_WORK TO COMPLETE_:
Which of the lines below hold "Welkom"? Please return each one.

_SOURCE MATERIAL_:

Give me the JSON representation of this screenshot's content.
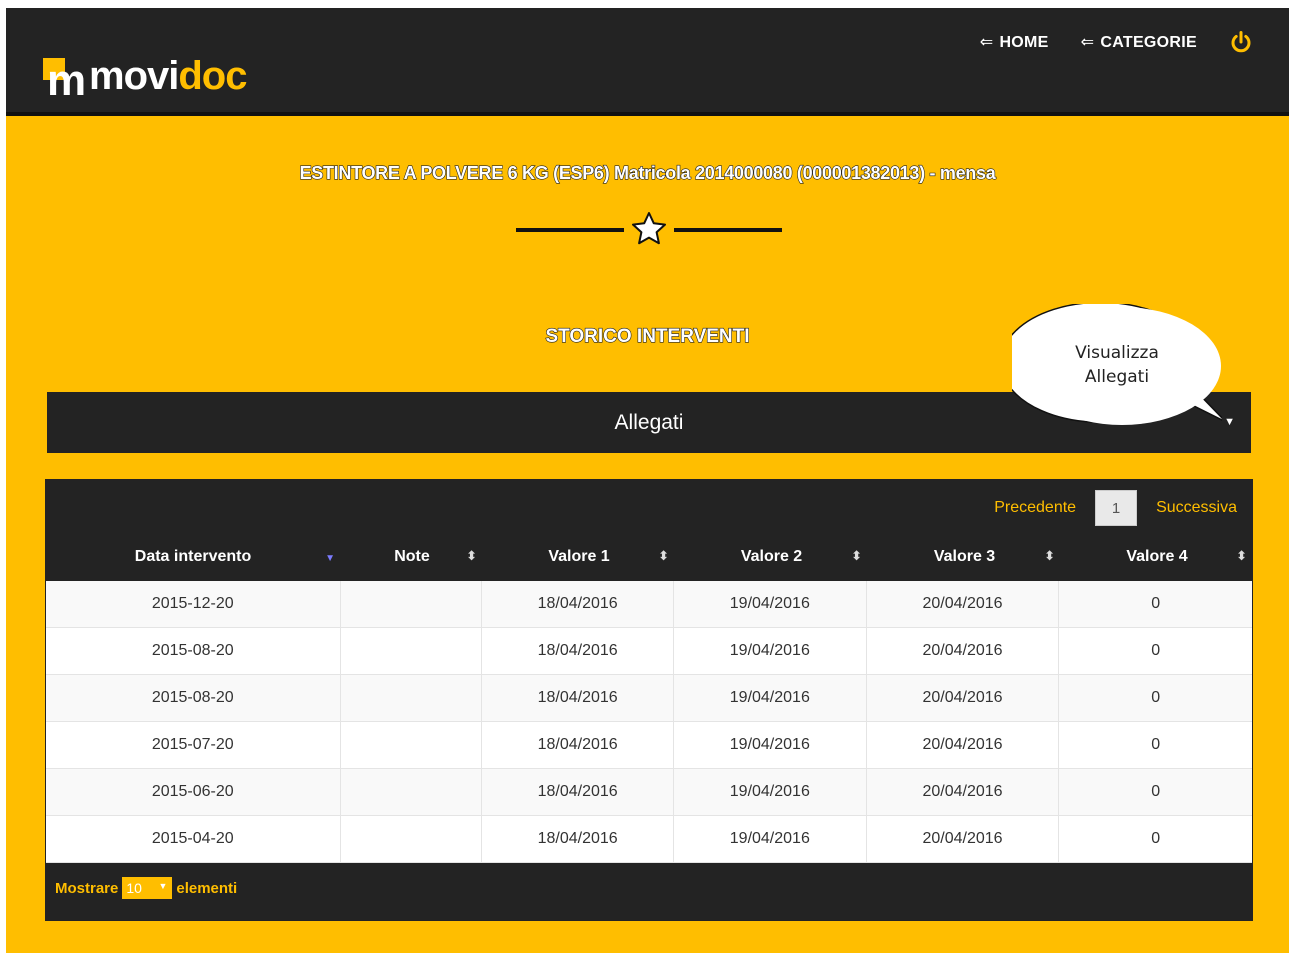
{
  "header": {
    "logo_part1": "movi",
    "logo_part2": "doc",
    "logo_mark": "m",
    "nav": [
      {
        "arrow": "⇐",
        "label": "HOME"
      },
      {
        "arrow": "⇐",
        "label": "CATEGORIE"
      }
    ],
    "power_icon": "power-icon",
    "colors": {
      "accent": "#FFBE00",
      "dark": "#232323"
    }
  },
  "page": {
    "title": "ESTINTORE A POLVERE 6 KG (ESP6) Matricola 2014000080 (000001382013) - mensa",
    "section_title": "STORICO INTERVENTI"
  },
  "allegati": {
    "label": "Allegati",
    "caret": "▼"
  },
  "callout": {
    "line1": "Visualizza",
    "line2": "Allegati"
  },
  "table": {
    "pager": {
      "prev": "Precedente",
      "page": "1",
      "next": "Successiva"
    },
    "columns": [
      "Data intervento",
      "Note",
      "Valore 1",
      "Valore 2",
      "Valore 3",
      "Valore 4"
    ],
    "rows": [
      [
        "2015-12-20",
        "",
        "18/04/2016",
        "19/04/2016",
        "20/04/2016",
        "0"
      ],
      [
        "2015-08-20",
        "",
        "18/04/2016",
        "19/04/2016",
        "20/04/2016",
        "0"
      ],
      [
        "2015-08-20",
        "",
        "18/04/2016",
        "19/04/2016",
        "20/04/2016",
        "0"
      ],
      [
        "2015-07-20",
        "",
        "18/04/2016",
        "19/04/2016",
        "20/04/2016",
        "0"
      ],
      [
        "2015-06-20",
        "",
        "18/04/2016",
        "19/04/2016",
        "20/04/2016",
        "0"
      ],
      [
        "2015-04-20",
        "",
        "18/04/2016",
        "19/04/2016",
        "20/04/2016",
        "0"
      ]
    ],
    "footer": {
      "before": "Mostrare",
      "page_length": "10",
      "after": "elementi"
    }
  }
}
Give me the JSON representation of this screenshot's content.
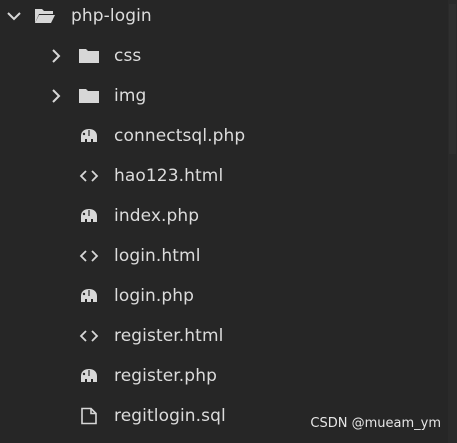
{
  "tree": {
    "root": {
      "label": "php-login",
      "expanded": true,
      "icon": "folder-open-icon"
    },
    "items": [
      {
        "label": "css",
        "type": "folder",
        "icon": "folder-icon"
      },
      {
        "label": "img",
        "type": "folder",
        "icon": "folder-icon"
      },
      {
        "label": "connectsql.php",
        "type": "php",
        "icon": "php-elephant-icon"
      },
      {
        "label": "hao123.html",
        "type": "html",
        "icon": "code-brackets-icon"
      },
      {
        "label": "index.php",
        "type": "php",
        "icon": "php-elephant-icon"
      },
      {
        "label": "login.html",
        "type": "html",
        "icon": "code-brackets-icon"
      },
      {
        "label": "login.php",
        "type": "php",
        "icon": "php-elephant-icon"
      },
      {
        "label": "register.html",
        "type": "html",
        "icon": "code-brackets-icon"
      },
      {
        "label": "register.php",
        "type": "php",
        "icon": "php-elephant-icon"
      },
      {
        "label": "regitlogin.sql",
        "type": "sql",
        "icon": "file-icon"
      }
    ]
  },
  "watermark": "CSDN @mueam_ym",
  "colors": {
    "background": "#262626",
    "text": "#dcdcdc",
    "icon": "#d7d7d7"
  }
}
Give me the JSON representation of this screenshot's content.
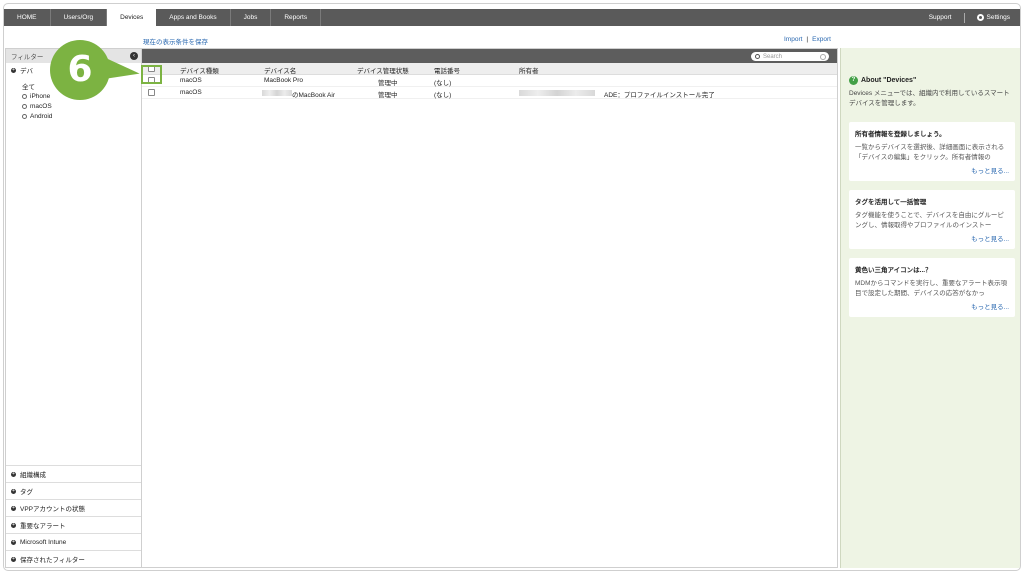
{
  "nav": {
    "tabs": [
      "HOME",
      "Users/Org",
      "Devices",
      "Apps and Books",
      "Jobs",
      "Reports"
    ],
    "active": "Devices",
    "support": "Support",
    "settings": "Settings"
  },
  "actions": {
    "save_view": "現在の表示条件を保存",
    "import": "Import",
    "separator": "|",
    "export": "Export"
  },
  "sidebar": {
    "filter_header": "フィルター",
    "device_section": "デバ",
    "device_options": [
      "全て",
      "iPhone",
      "macOS",
      "Android"
    ],
    "bottom_sections": [
      "組織構成",
      "タグ",
      "VPPアカウントの状態",
      "重要なアラート",
      "Microsoft Intune",
      "保存されたフィルター"
    ]
  },
  "grid": {
    "search_placeholder": "Search",
    "columns": [
      "デバイス種類",
      "デバイス名",
      "デバイス管理状態",
      "電話番号",
      "所有者"
    ],
    "rows": [
      {
        "type": "macOS",
        "name": "MacBook Pro",
        "status": "管理中",
        "phone": "(なし)",
        "owner": "",
        "note": ""
      },
      {
        "type": "macOS",
        "name": "のMacBook Air",
        "status": "管理中",
        "phone": "(なし)",
        "owner": "",
        "note": "ADE：プロファイルインストール完了"
      }
    ]
  },
  "callout": {
    "step": "6",
    "color": "#7cb342"
  },
  "right_panel": {
    "about_title": "About \"Devices\"",
    "about_desc": "Devices メニューでは、組織内で利用しているスマートデバイスを管理します。",
    "cards": [
      {
        "title": "所有者情報を登録しましょう。",
        "desc": "一覧からデバイスを選択後、詳細画面に表示される「デバイスの編集」をクリック。所有者情報の",
        "more": "もっと見る..."
      },
      {
        "title": "タグを活用して一括管理",
        "desc": "タグ機能を使うことで、デバイスを自由にグルーピングし、情報取得やプロファイルのインストー",
        "more": "もっと見る..."
      },
      {
        "title": "黄色い三角アイコンは...？",
        "desc": "MDMからコマンドを実行し、重要なアラート表示項目で設定した期間、デバイスの応答がなかっ",
        "more": "もっと見る..."
      }
    ]
  }
}
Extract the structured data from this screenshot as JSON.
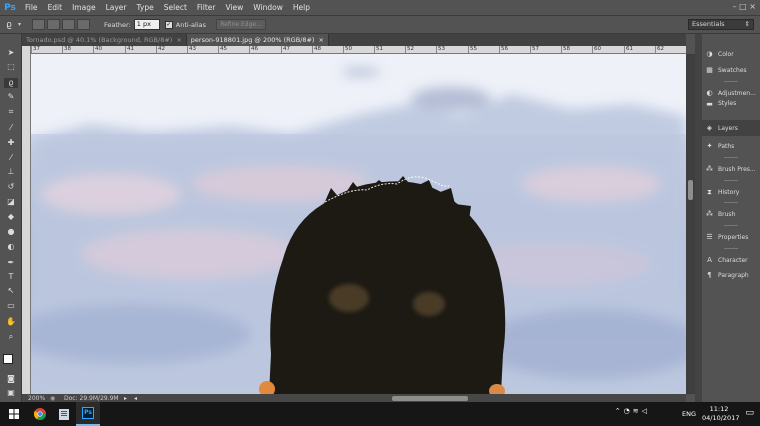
{
  "app": {
    "logo": "Ps"
  },
  "menu": [
    "File",
    "Edit",
    "Image",
    "Layer",
    "Type",
    "Select",
    "Filter",
    "View",
    "Window",
    "Help"
  ],
  "options": {
    "feather_label": "Feather:",
    "feather_value": "1 px",
    "antialias_label": "Anti-alias",
    "refine_label": "Refine Edge..."
  },
  "workspace": "Essentials",
  "tabs": [
    {
      "label": "Tornado.psd @ 40.1% (Background, RGB/8#)",
      "close": "×"
    },
    {
      "label": "person-918801.jpg @ 200% (RGB/8#)",
      "close": "×"
    }
  ],
  "ruler_labels": [
    "37",
    "38",
    "40",
    "41",
    "42",
    "43",
    "45",
    "46",
    "47",
    "48",
    "50",
    "51",
    "52",
    "53",
    "55",
    "56",
    "57",
    "58",
    "60",
    "61",
    "62"
  ],
  "status": {
    "zoom": "200%",
    "doc": "Doc: 29.9M/29.9M"
  },
  "panels": [
    {
      "label": "Color",
      "icon": "color-wheel-icon"
    },
    {
      "label": "Swatches",
      "icon": "swatches-grid-icon"
    },
    {
      "label": "Adjustmen...",
      "icon": "adjustments-icon"
    },
    {
      "label": "Styles",
      "icon": "styles-icon"
    },
    {
      "label": "Layers",
      "icon": "layers-icon"
    },
    {
      "label": "Paths",
      "icon": "paths-icon"
    },
    {
      "label": "Brush Pres...",
      "icon": "brush-presets-icon"
    },
    {
      "label": "History",
      "icon": "history-icon"
    },
    {
      "label": "Brush",
      "icon": "brush-icon"
    },
    {
      "label": "Properties",
      "icon": "properties-icon"
    },
    {
      "label": "Character",
      "icon": "character-icon"
    },
    {
      "label": "Paragraph",
      "icon": "paragraph-icon"
    }
  ],
  "taskbar": {
    "lang": "ENG",
    "time": "11:12",
    "date": "04/10/2017"
  },
  "colors": {
    "ps_blue": "#31a8ff",
    "ui_gray": "#535353",
    "taskbar": "#161616"
  }
}
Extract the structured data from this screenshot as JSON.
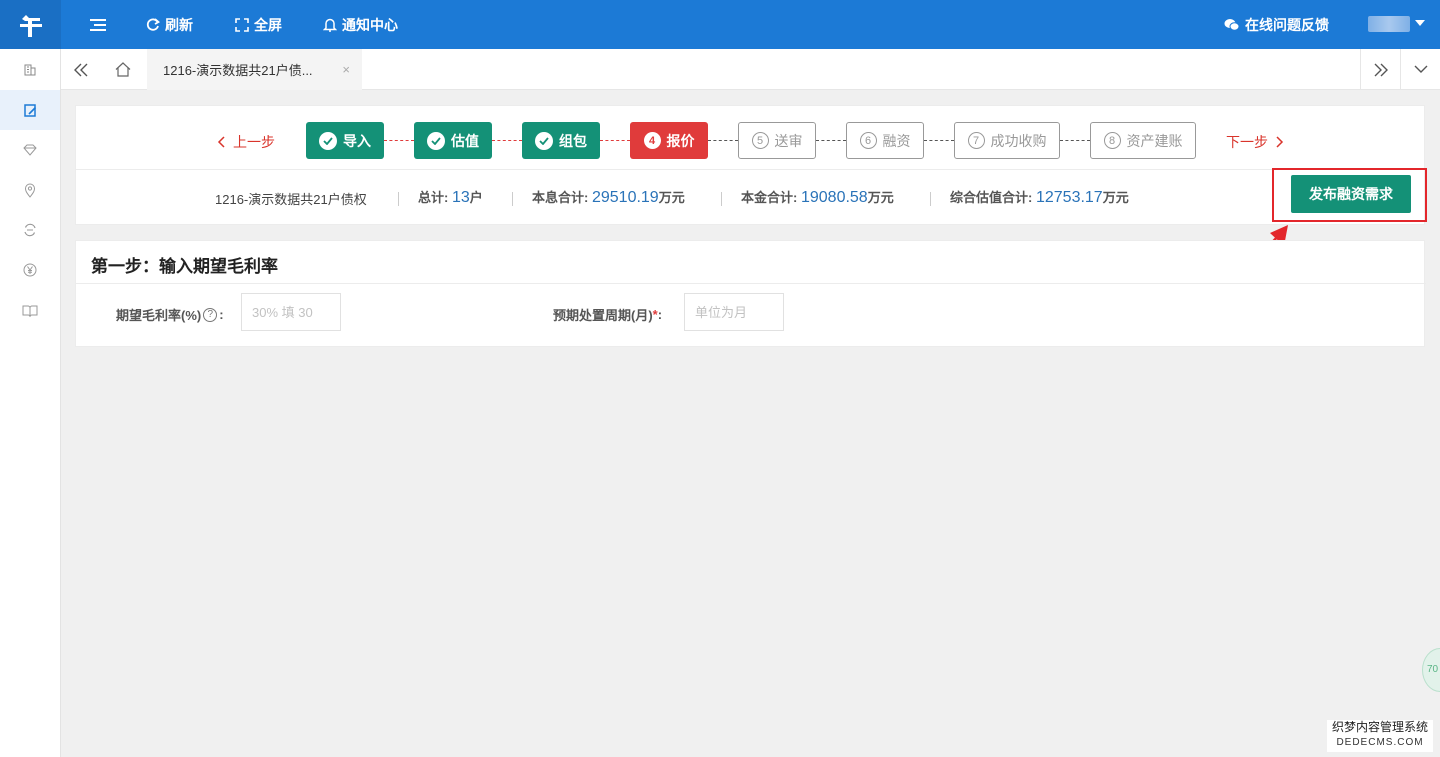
{
  "topbar": {
    "items": [
      {
        "label": "刷新",
        "icon": "refresh-icon"
      },
      {
        "label": "全屏",
        "icon": "fullscreen-icon"
      },
      {
        "label": "通知中心",
        "icon": "bell-icon"
      }
    ],
    "feedback_label": "在线问题反馈",
    "logo_icon": "logo-icon",
    "menu_icon": "menu-toggle-icon",
    "color": "#1c7ad6"
  },
  "sidebar": {
    "items": [
      {
        "icon": "building-icon",
        "active": false
      },
      {
        "icon": "edit-doc-icon",
        "active": true
      },
      {
        "icon": "diamond-icon",
        "active": false
      },
      {
        "icon": "location-pin-icon",
        "active": false
      },
      {
        "icon": "exchange-icon",
        "active": false
      },
      {
        "icon": "yen-icon",
        "active": false
      },
      {
        "icon": "book-icon",
        "active": false
      }
    ]
  },
  "tabs": {
    "active_label": "1216-演示数据共21户债...",
    "close_glyph": "×"
  },
  "steps": {
    "prev_label": "上一步",
    "next_label": "下一步",
    "items": [
      {
        "num": "",
        "label": "导入",
        "status": "done"
      },
      {
        "num": "",
        "label": "估值",
        "status": "done"
      },
      {
        "num": "",
        "label": "组包",
        "status": "done"
      },
      {
        "num": "4",
        "label": "报价",
        "status": "current"
      },
      {
        "num": "5",
        "label": "送审",
        "status": "todo"
      },
      {
        "num": "6",
        "label": "融资",
        "status": "todo"
      },
      {
        "num": "7",
        "label": "成功收购",
        "status": "todo"
      },
      {
        "num": "8",
        "label": "资产建账",
        "status": "todo"
      }
    ]
  },
  "summary": {
    "name": "1216-演示数据共21户债权",
    "total_label": "总计:",
    "total_value": "13",
    "total_unit": "户",
    "interest_label": "本息合计:",
    "interest_value": "29510.19",
    "interest_unit": "万元",
    "principal_label": "本金合计:",
    "principal_value": "19080.58",
    "principal_unit": "万元",
    "valuation_label": "综合估值合计:",
    "valuation_value": "12753.17",
    "valuation_unit": "万元"
  },
  "publish_button": "发布融资需求",
  "form": {
    "title": "第一步：输入期望毛利率",
    "margin_label": "期望毛利率(%)",
    "margin_suffix": ":",
    "margin_placeholder": "30% 填 30",
    "period_label": "预期处置周期(月)",
    "period_required": "*",
    "period_suffix": ":",
    "period_placeholder": "单位为月"
  },
  "float_bubble": "70",
  "watermark": {
    "line1": "织梦内容管理系统",
    "line2": "DEDECMS.COM"
  },
  "colors": {
    "primary": "#1c7ad6",
    "done": "#149177",
    "current": "#e03b3b",
    "value": "#2a73b8",
    "highlight": "#e3262b"
  }
}
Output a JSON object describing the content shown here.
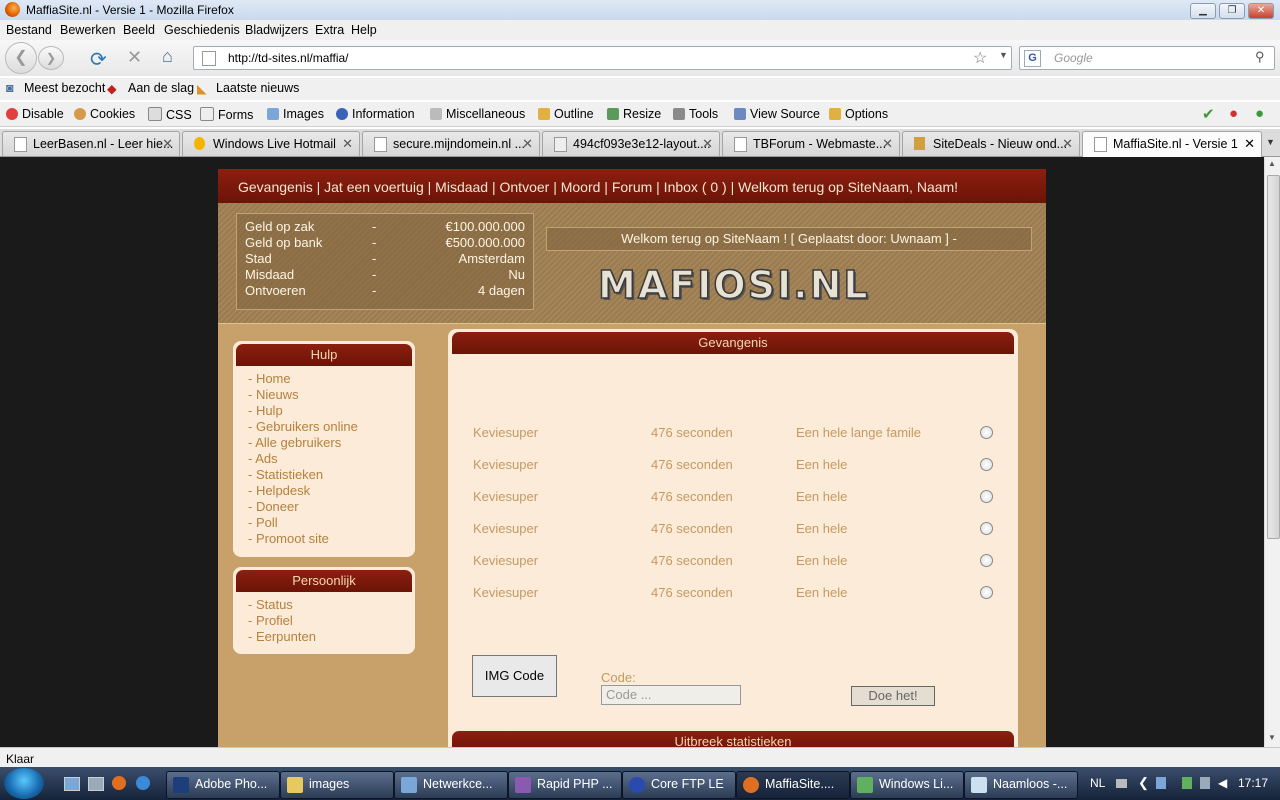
{
  "window": {
    "title": "MaffiaSite.nl - Versie 1 - Mozilla Firefox"
  },
  "menu": [
    "Bestand",
    "Bewerken",
    "Beeld",
    "Geschiedenis",
    "Bladwijzers",
    "Extra",
    "Help"
  ],
  "nav": {
    "url": "http://td-sites.nl/maffia/",
    "search_placeholder": "Google"
  },
  "bookmarks": [
    "Meest bezocht",
    "Aan de slag",
    "Laatste nieuws"
  ],
  "devtools": [
    "Disable",
    "Cookies",
    "CSS",
    "Forms",
    "Images",
    "Information",
    "Miscellaneous",
    "Outline",
    "Resize",
    "Tools",
    "View Source",
    "Options"
  ],
  "tabs": [
    {
      "label": "LeerBasen.nl - Leer hie..."
    },
    {
      "label": "Windows Live Hotmail"
    },
    {
      "label": "secure.mijndomein.nl ..."
    },
    {
      "label": "494cf093e3e12-layout...."
    },
    {
      "label": "TBForum - Webmaste..."
    },
    {
      "label": "SiteDeals - Nieuw ond..."
    },
    {
      "label": "MaffiaSite.nl - Versie 1"
    }
  ],
  "site": {
    "topnav": "Gevangenis | Jat een voertuig | Misdaad | Ontvoer | Moord | Forum | Inbox ( 0 ) | Welkom terug op SiteNaam, Naam!",
    "stats": [
      {
        "label": "Geld op zak",
        "sep": "-",
        "value": "€100.000.000"
      },
      {
        "label": "Geld op bank",
        "sep": "-",
        "value": "€500.000.000"
      },
      {
        "label": "Stad",
        "sep": "-",
        "value": "Amsterdam"
      },
      {
        "label": "Misdaad",
        "sep": "-",
        "value": "Nu"
      },
      {
        "label": "Ontvoeren",
        "sep": "-",
        "value": "4 dagen"
      }
    ],
    "welcome": "Welkom terug op SiteNaam ! [ Geplaatst door: Uwnaam ] -",
    "logo": "MAFIOSI.NL",
    "hulp": {
      "title": "Hulp",
      "links": [
        "- Home",
        "- Nieuws",
        "- Hulp",
        "- Gebruikers online",
        "- Alle gebruikers",
        "- Ads",
        "- Statistieken",
        "- Helpdesk",
        "- Doneer",
        "- Poll",
        "- Promoot site"
      ]
    },
    "persoonlijk": {
      "title": "Persoonlijk",
      "links": [
        "- Status",
        "- Profiel",
        "- Eerpunten"
      ]
    },
    "gevangenis": {
      "title": "Gevangenis",
      "rows": [
        {
          "name": "Keviesuper",
          "time": "476 seconden",
          "family": "Een hele lange famile"
        },
        {
          "name": "Keviesuper",
          "time": "476 seconden",
          "family": "Een hele"
        },
        {
          "name": "Keviesuper",
          "time": "476 seconden",
          "family": "Een hele"
        },
        {
          "name": "Keviesuper",
          "time": "476 seconden",
          "family": "Een hele"
        },
        {
          "name": "Keviesuper",
          "time": "476 seconden",
          "family": "Een hele"
        },
        {
          "name": "Keviesuper",
          "time": "476 seconden",
          "family": "Een hele"
        }
      ],
      "img_code": "IMG Code",
      "code_label": "Code:",
      "code_placeholder": "Code ...",
      "submit": "Doe het!"
    },
    "uitbreek": "Uitbreek statistieken"
  },
  "status": "Klaar",
  "taskbar": {
    "items": [
      "Adobe Pho...",
      "images",
      "Netwerkce...",
      "Rapid PHP ...",
      "Core FTP LE",
      "MaffiaSite....",
      "Windows Li...",
      "Naamloos -..."
    ],
    "lang": "NL",
    "clock": "17:17"
  }
}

_TASK OUTPUT_:
    "topnav": "Gevangenis | Jat een voertuig | Misdaad | Ontvoer | Moord | Forum | Inbox ( 0 ) | Welkom terug op SiteNaam, Naam!",
    "welcome": "Welkom terug op SiteNaam ! [ Geplaatst door: Uwnaam ] -",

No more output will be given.